Using the data below, gather each line that includes the word "header".

[Opening Source information section]

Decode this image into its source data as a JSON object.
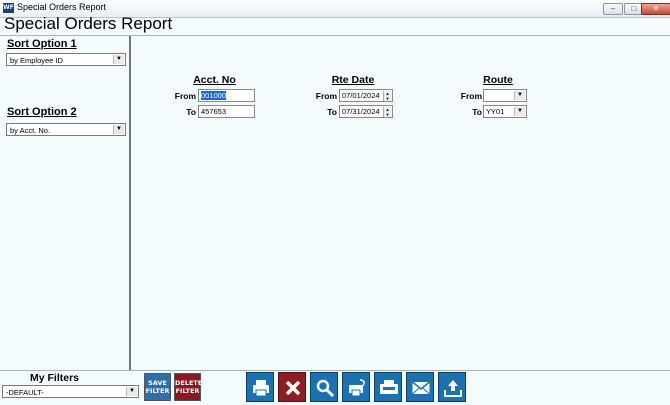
{
  "window": {
    "title": "Special Orders Report",
    "icon_text": "WF"
  },
  "report": {
    "title": "Special Orders Report"
  },
  "sort_option_1": {
    "label": "Sort Option 1",
    "value": "by Employee ID"
  },
  "sort_option_2": {
    "label": "Sort Option 2",
    "value": "by Acct. No."
  },
  "filters": {
    "acct_no": {
      "header": "Acct. No",
      "from_label": "From",
      "from_value": "001000",
      "to_label": "To",
      "to_value": "457653"
    },
    "rte_date": {
      "header": "Rte Date",
      "from_label": "From",
      "from_value": "07/01/2024",
      "to_label": "To",
      "to_value": "07/31/2024"
    },
    "route": {
      "header": "Route",
      "from_label": "From",
      "from_value": "",
      "to_label": "To",
      "to_value": "YY01"
    }
  },
  "my_filters": {
    "label": "My Filters",
    "value": "-DEFAULT-"
  },
  "buttons": {
    "save_filter": {
      "line1": "SAVE",
      "line2": "FILTER"
    },
    "delete_filter": {
      "line1": "DELETE",
      "line2": "FILTER"
    }
  },
  "toolbar_icons": [
    "print-icon",
    "cancel-icon",
    "preview-search-icon",
    "print-setup-icon",
    "fax-icon",
    "email-icon",
    "export-icon"
  ],
  "colors": {
    "accent_blue": "#1c72b0",
    "accent_red": "#8f1d24",
    "background": "#f3fbfc"
  }
}
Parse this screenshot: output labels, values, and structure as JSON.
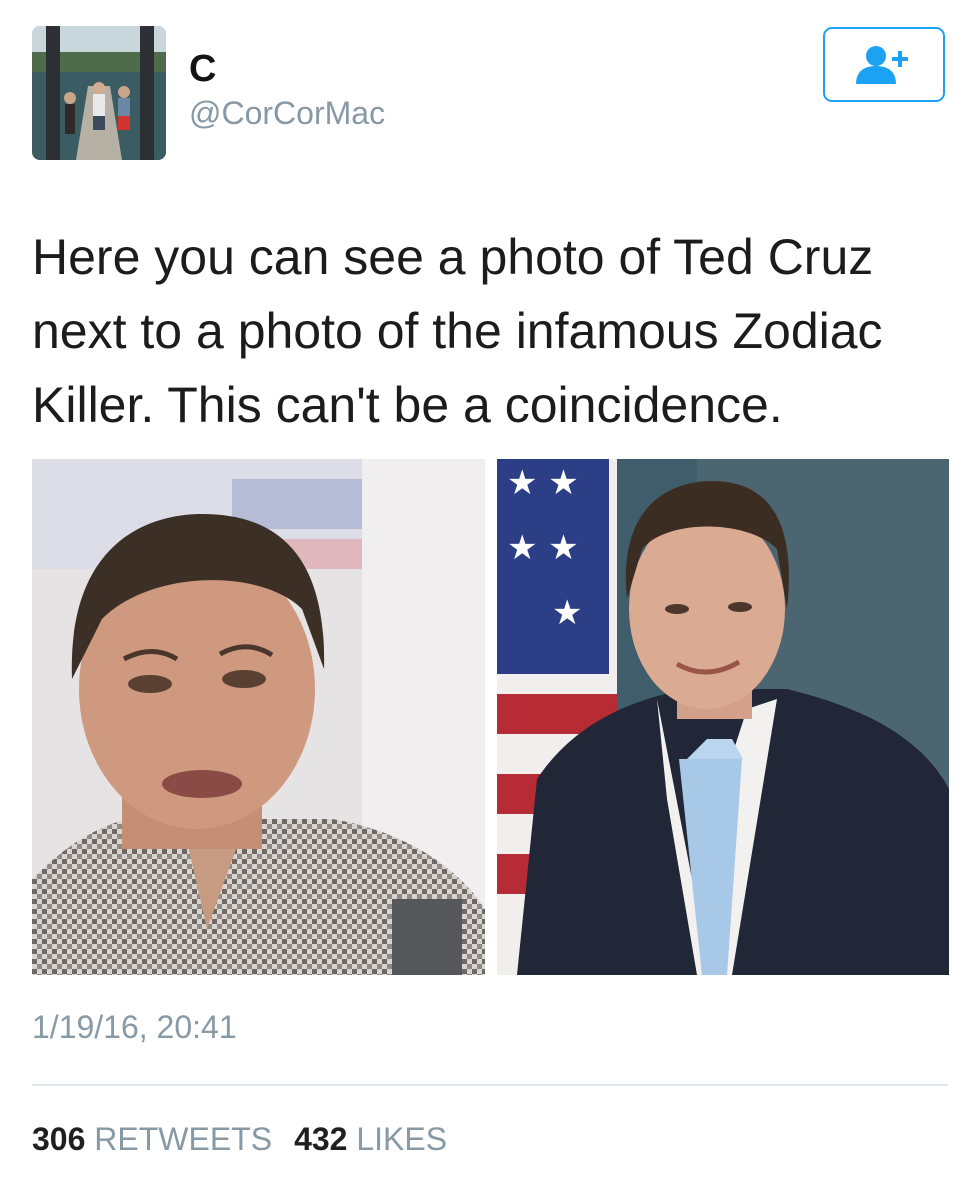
{
  "user": {
    "display_name": "C",
    "handle": "@CorCorMac"
  },
  "follow_button": {
    "icon": "add-user-icon",
    "color": "#1da1f2"
  },
  "tweet": {
    "text": "Here you can see a photo of Ted Cruz next to a photo of the infamous Zodiac Killer. This can't be a coincidence.",
    "timestamp": "1/19/16, 20:41"
  },
  "stats": {
    "retweets_count": "306",
    "retweets_label": "RETWEETS",
    "likes_count": "432",
    "likes_label": "LIKES"
  },
  "colors": {
    "accent": "#1da1f2",
    "muted_text": "#8899a6",
    "divider": "#e1e8ed"
  }
}
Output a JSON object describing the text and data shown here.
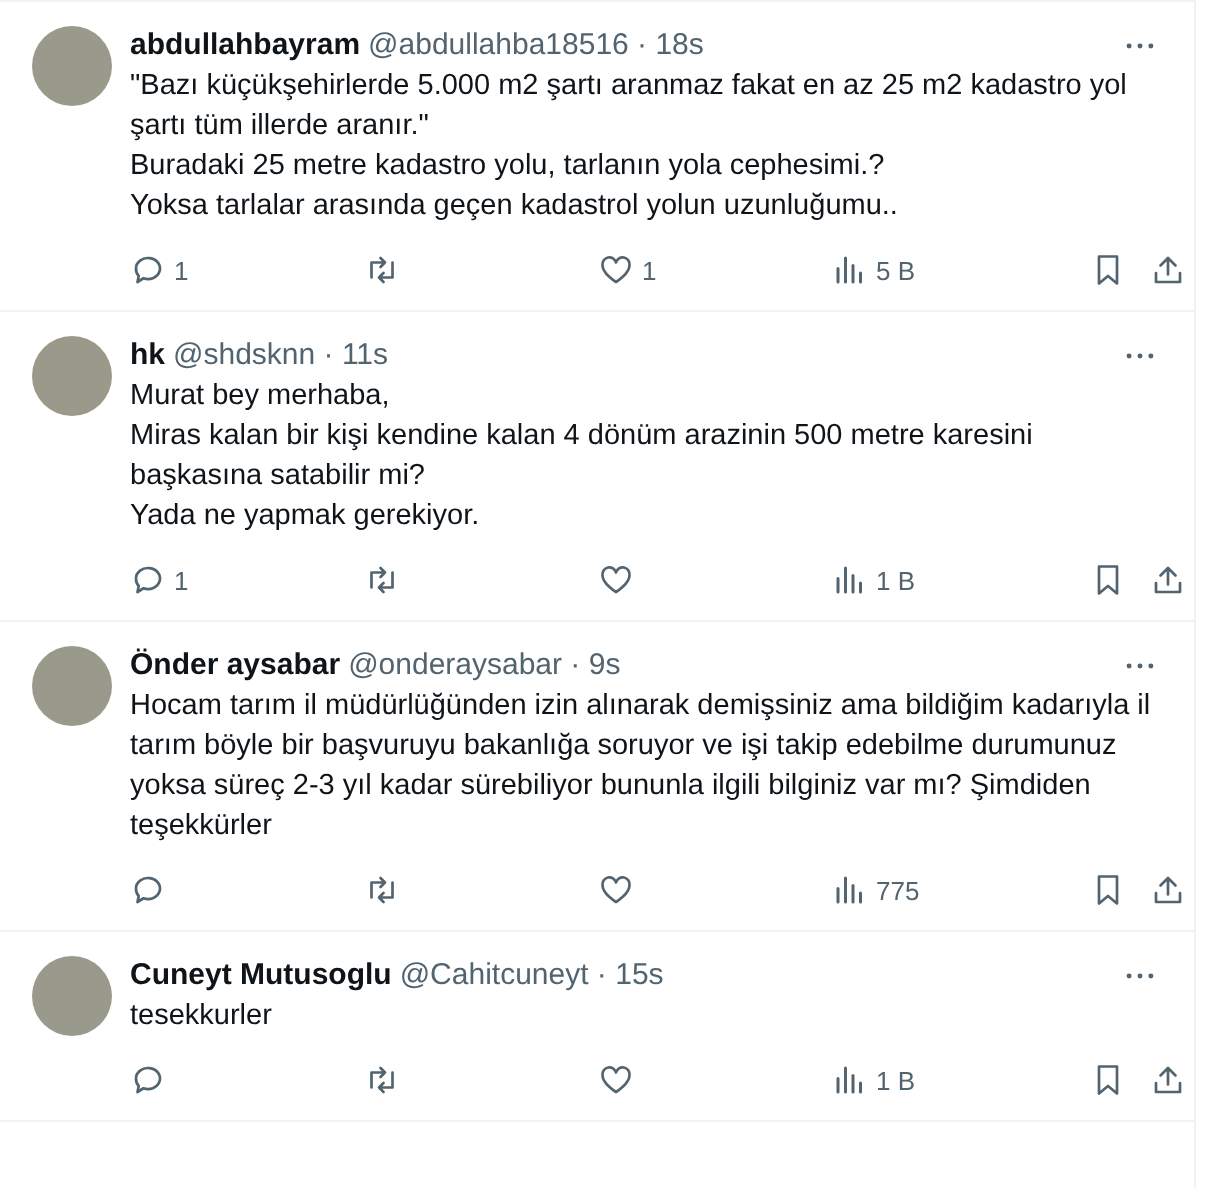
{
  "replies": [
    {
      "name": "abdullahbayram",
      "meta": "@abdullahba18516 · 18s",
      "text": "\"Bazı küçükşehirlerde 5.000 m2 şartı aranmaz fakat en az 25 m2 kadastro yol şartı tüm illerde aranır.\"\nBuradaki 25 metre kadastro yolu, tarlanın yola cephesimi.?\nYoksa tarlalar arasında geçen kadastrol yolun uzunluğumu..",
      "reply_count": "1",
      "like_count": "1",
      "views": "5 B"
    },
    {
      "name": "hk",
      "meta": "@shdsknn · 11s",
      "text": "Murat bey merhaba,\nMiras kalan bir kişi kendine kalan 4 dönüm arazinin 500 metre karesini başkasına satabilir mi?\nYada ne yapmak gerekiyor.",
      "reply_count": "1",
      "views": "1 B"
    },
    {
      "name": "Önder aysabar",
      "meta": "@onderaysabar · 9s",
      "text": "Hocam tarım il müdürlüğünden izin alınarak demişsiniz ama bildiğim kadarıyla il tarım böyle bir başvuruyu bakanlığa soruyor ve işi takip edebilme durumunuz yoksa süreç 2-3 yıl kadar sürebiliyor bununla ilgili bilginiz var mı? Şimdiden teşekkürler",
      "views": "775"
    },
    {
      "name": "Cuneyt Mutusoglu",
      "meta": "@Cahitcuneyt · 15s",
      "text": "tesekkurler",
      "views": "1 B"
    }
  ]
}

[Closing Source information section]

=== Output ===
      "header": "Acct. No",
      "header": "Rte Date",
      "header": "Route",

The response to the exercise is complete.